> [What this task involves]
If a line in the listing below includes the string "Create", pull it out.

____ Data

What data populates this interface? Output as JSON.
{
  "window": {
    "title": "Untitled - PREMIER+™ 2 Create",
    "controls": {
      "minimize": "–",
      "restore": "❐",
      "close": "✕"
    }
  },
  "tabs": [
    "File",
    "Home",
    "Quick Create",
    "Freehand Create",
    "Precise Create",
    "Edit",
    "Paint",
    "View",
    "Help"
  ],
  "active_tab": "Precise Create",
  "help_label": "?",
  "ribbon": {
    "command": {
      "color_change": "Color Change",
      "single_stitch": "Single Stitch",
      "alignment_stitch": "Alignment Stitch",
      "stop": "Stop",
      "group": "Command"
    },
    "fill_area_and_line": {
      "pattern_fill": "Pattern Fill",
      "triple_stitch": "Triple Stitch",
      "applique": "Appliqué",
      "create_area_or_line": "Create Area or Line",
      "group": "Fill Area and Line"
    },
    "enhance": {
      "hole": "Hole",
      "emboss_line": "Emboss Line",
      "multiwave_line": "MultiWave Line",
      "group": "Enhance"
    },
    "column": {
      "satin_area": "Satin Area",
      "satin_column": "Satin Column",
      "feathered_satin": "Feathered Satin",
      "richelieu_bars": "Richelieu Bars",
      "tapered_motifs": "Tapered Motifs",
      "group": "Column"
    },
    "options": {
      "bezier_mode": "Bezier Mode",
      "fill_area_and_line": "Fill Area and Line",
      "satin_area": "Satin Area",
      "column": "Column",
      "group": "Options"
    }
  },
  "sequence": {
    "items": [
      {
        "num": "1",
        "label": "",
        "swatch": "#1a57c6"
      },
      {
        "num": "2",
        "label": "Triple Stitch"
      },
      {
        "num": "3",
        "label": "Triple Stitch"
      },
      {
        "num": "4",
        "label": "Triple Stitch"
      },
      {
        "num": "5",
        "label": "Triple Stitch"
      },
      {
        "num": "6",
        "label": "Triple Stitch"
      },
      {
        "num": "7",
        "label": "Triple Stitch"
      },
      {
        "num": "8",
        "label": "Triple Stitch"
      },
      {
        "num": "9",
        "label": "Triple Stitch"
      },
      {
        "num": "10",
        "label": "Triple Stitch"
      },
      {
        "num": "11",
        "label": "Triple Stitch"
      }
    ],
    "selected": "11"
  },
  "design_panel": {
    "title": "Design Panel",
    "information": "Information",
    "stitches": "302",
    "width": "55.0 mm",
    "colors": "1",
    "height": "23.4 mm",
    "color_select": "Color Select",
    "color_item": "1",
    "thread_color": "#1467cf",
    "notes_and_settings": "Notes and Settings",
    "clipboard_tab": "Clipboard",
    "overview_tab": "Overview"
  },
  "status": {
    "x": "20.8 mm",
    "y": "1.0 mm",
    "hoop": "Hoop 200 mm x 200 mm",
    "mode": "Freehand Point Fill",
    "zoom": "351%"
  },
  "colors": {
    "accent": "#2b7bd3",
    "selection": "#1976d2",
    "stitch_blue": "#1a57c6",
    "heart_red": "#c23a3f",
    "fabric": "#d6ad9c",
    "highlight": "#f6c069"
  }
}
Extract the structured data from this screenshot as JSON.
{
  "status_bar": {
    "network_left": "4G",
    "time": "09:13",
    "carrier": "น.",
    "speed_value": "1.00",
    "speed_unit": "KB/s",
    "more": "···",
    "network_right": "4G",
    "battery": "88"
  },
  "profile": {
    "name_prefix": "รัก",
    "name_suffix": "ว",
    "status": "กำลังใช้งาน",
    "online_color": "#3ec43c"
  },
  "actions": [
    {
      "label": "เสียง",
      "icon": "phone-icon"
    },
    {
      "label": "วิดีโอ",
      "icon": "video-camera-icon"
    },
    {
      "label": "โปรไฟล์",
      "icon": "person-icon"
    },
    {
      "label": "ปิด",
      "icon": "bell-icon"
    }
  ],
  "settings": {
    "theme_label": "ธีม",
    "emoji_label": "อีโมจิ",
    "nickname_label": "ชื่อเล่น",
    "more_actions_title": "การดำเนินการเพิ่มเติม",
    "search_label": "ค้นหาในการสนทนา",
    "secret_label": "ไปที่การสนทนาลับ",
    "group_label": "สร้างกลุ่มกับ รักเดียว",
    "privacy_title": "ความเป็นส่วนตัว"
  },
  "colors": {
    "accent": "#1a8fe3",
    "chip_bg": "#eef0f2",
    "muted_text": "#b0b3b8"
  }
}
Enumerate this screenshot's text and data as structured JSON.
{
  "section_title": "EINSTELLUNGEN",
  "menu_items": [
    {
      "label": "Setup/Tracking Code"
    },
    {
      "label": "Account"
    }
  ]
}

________

> [Exercise response]
    "title": "Untitled - PREMIER+™ 2 Create",
    "Quick Create",
    "Freehand Create",
    "Precise Create",
  "active_tab": "Precise Create",
      "create_area_or_line": "Create Area or Line",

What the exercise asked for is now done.